Provided entries –
__________
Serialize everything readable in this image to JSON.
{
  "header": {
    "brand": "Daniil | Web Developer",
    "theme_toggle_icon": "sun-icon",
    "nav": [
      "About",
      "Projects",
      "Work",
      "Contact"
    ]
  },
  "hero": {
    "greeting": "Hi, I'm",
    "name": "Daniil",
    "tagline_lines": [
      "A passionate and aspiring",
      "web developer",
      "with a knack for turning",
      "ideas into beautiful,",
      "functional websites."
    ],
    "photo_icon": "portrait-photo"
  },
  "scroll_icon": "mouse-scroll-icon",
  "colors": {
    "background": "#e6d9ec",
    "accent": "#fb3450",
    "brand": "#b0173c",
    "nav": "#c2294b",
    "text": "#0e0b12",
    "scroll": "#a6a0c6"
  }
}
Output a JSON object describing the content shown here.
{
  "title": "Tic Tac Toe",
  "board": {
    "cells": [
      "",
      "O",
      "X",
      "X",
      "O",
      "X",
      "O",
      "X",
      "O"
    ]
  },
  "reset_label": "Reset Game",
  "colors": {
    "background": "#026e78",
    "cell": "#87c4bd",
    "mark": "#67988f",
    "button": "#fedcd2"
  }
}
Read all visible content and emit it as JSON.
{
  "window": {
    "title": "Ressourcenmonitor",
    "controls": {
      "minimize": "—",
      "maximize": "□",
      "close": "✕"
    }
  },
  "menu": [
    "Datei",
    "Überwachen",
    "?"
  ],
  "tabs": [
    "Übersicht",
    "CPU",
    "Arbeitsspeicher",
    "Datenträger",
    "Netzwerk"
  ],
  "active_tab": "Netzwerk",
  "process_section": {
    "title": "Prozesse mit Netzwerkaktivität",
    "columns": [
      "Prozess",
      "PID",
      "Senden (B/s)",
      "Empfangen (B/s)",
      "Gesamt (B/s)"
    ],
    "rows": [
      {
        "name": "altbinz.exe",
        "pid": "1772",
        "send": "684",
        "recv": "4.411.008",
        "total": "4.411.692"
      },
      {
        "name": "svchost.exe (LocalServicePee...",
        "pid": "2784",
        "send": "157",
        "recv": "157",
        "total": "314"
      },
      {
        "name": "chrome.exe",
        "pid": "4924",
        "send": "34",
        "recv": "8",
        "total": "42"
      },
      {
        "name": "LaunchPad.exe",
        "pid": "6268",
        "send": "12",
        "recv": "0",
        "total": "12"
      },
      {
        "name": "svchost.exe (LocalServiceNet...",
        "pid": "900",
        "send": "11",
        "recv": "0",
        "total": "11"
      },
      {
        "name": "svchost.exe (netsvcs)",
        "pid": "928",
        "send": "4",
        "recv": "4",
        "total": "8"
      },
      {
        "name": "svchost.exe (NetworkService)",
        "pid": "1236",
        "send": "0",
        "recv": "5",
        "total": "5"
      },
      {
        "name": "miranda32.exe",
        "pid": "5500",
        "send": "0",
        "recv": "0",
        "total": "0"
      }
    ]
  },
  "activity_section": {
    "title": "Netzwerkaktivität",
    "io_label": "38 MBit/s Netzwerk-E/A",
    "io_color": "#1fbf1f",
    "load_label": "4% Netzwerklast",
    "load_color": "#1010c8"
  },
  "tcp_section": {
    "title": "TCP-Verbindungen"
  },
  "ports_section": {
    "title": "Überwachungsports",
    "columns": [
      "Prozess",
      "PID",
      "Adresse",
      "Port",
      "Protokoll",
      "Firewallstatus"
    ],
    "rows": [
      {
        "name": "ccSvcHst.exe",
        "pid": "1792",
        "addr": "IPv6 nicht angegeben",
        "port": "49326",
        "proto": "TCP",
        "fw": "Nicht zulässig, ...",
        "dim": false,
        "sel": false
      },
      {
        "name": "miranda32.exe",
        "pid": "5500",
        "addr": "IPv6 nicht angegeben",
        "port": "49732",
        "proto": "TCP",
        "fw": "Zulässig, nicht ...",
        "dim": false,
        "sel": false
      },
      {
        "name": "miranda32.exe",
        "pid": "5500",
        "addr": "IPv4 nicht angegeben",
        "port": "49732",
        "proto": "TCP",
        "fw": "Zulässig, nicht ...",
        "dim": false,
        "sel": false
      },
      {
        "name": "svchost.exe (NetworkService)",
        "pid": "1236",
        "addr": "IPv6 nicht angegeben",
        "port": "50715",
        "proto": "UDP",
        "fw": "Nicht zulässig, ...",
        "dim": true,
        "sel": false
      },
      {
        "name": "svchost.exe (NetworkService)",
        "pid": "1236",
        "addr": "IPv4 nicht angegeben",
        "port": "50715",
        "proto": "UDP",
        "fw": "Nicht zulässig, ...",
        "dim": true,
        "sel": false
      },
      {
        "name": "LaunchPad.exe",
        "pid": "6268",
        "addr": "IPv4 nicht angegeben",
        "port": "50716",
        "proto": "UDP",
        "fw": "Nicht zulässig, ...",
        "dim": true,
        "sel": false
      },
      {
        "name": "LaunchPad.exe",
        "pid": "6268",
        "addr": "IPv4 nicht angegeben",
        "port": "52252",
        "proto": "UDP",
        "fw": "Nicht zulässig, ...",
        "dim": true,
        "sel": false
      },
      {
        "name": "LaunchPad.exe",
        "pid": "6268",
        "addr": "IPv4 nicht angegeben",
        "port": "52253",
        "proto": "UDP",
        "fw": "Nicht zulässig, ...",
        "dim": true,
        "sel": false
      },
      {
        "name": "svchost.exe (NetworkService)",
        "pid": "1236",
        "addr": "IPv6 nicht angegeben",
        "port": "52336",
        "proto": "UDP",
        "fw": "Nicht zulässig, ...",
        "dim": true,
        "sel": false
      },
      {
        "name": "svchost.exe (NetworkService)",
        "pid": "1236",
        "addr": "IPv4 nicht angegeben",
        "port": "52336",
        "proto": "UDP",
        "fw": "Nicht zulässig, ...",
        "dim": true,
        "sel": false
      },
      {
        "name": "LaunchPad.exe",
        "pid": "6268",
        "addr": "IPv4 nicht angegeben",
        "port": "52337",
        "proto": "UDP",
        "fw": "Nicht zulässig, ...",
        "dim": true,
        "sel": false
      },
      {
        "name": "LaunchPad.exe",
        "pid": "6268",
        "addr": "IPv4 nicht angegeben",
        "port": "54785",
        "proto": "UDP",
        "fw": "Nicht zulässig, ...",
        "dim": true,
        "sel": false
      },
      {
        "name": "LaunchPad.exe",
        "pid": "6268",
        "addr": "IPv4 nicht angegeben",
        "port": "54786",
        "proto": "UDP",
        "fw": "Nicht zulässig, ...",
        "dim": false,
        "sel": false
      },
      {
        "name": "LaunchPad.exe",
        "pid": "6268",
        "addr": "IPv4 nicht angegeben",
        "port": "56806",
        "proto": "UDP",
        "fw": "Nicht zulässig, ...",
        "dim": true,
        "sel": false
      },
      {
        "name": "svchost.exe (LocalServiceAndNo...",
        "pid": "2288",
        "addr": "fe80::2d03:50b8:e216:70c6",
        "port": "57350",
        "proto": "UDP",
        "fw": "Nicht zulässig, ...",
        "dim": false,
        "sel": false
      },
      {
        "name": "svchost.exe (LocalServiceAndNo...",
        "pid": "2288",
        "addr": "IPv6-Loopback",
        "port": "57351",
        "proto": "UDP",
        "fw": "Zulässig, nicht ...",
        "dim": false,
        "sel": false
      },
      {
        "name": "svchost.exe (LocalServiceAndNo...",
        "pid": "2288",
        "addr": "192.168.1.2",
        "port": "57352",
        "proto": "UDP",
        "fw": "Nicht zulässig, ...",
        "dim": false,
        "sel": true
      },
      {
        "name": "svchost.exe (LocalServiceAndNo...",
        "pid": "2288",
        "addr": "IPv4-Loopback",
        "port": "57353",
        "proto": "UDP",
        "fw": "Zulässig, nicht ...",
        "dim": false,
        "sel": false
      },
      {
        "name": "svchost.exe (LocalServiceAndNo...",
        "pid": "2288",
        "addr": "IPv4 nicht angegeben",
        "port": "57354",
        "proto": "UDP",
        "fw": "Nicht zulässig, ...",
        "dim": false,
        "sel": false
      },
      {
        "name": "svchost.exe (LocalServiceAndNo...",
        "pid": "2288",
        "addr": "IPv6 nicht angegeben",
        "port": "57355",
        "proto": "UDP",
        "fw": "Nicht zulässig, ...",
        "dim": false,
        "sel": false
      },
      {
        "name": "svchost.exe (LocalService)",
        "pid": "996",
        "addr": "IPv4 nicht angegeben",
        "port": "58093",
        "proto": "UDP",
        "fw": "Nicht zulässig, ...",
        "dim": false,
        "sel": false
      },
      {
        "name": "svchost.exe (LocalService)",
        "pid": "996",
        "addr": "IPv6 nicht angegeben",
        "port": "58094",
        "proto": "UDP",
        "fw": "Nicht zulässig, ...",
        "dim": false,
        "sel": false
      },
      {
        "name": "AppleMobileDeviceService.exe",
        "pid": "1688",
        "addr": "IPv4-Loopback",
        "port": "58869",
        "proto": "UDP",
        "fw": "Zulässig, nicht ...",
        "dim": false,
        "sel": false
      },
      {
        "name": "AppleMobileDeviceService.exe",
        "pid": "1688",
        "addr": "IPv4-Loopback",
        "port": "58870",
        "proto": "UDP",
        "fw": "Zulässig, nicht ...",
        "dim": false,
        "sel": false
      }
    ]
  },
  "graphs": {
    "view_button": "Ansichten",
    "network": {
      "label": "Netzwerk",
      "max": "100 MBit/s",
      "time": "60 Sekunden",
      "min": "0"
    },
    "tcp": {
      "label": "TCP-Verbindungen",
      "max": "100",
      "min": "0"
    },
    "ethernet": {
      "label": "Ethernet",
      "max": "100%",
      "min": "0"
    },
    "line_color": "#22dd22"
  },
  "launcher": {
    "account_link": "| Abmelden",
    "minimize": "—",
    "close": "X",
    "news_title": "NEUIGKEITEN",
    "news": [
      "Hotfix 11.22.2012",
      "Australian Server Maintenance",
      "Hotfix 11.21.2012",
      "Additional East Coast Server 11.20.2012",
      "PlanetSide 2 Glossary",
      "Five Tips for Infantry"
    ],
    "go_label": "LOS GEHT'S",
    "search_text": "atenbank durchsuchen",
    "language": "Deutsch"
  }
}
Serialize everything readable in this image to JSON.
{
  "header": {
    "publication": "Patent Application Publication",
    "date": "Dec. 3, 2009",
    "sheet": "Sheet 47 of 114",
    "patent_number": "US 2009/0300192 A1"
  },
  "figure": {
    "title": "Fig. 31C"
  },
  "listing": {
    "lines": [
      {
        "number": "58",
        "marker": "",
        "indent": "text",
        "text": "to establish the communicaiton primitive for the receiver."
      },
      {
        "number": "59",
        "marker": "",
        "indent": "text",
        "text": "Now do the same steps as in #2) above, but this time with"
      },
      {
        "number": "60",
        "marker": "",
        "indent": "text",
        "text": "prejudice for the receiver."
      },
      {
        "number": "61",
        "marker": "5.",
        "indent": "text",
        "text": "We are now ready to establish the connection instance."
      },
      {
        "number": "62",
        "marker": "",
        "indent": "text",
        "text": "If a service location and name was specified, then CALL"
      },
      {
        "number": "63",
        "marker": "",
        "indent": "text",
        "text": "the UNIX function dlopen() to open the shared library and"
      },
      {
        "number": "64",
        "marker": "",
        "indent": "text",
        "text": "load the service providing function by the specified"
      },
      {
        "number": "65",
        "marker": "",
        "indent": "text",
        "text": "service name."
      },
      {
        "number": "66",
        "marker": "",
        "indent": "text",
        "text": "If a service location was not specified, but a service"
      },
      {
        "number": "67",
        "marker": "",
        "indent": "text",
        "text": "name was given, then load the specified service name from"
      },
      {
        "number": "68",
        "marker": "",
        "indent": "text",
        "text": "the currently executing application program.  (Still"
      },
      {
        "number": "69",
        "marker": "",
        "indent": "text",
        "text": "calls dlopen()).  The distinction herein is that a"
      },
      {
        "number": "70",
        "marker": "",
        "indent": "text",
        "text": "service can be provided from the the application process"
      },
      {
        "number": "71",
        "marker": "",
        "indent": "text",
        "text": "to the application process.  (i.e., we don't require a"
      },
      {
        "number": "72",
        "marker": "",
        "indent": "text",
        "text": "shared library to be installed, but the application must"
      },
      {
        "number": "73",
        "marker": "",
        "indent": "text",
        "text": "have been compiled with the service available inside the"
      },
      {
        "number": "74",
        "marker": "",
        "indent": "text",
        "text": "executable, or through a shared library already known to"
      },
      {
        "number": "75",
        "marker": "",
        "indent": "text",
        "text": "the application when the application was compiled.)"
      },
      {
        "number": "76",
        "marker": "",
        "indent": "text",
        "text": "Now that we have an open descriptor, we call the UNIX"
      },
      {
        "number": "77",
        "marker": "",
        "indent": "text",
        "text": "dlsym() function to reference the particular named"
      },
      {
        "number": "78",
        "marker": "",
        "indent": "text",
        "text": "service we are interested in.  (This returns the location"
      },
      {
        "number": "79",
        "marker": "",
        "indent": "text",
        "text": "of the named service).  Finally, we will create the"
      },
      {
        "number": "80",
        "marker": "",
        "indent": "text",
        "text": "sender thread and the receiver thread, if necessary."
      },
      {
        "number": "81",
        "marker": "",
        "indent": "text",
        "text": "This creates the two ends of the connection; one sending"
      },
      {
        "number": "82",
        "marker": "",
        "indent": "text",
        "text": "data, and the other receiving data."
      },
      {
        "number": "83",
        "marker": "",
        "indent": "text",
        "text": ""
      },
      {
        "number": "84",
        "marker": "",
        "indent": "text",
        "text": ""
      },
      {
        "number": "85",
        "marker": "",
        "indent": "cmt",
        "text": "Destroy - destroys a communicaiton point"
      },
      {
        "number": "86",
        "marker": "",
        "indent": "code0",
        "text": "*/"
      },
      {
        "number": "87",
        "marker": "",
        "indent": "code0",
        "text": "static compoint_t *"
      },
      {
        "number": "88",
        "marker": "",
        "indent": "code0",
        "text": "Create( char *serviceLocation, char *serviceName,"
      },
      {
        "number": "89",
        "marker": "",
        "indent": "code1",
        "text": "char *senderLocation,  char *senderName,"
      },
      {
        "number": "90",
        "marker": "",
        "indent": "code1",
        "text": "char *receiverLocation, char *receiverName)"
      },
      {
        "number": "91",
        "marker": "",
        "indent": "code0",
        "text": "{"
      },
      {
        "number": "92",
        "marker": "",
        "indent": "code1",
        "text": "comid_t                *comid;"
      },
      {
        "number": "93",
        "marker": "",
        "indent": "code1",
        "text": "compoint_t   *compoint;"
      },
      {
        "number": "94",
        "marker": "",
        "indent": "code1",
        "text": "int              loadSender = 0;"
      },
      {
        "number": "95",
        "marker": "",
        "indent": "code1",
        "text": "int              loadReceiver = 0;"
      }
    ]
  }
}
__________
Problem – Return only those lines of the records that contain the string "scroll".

Task output –
  "scroll_icon": "mouse-scroll-icon",
    "scroll": "#a6a0c6"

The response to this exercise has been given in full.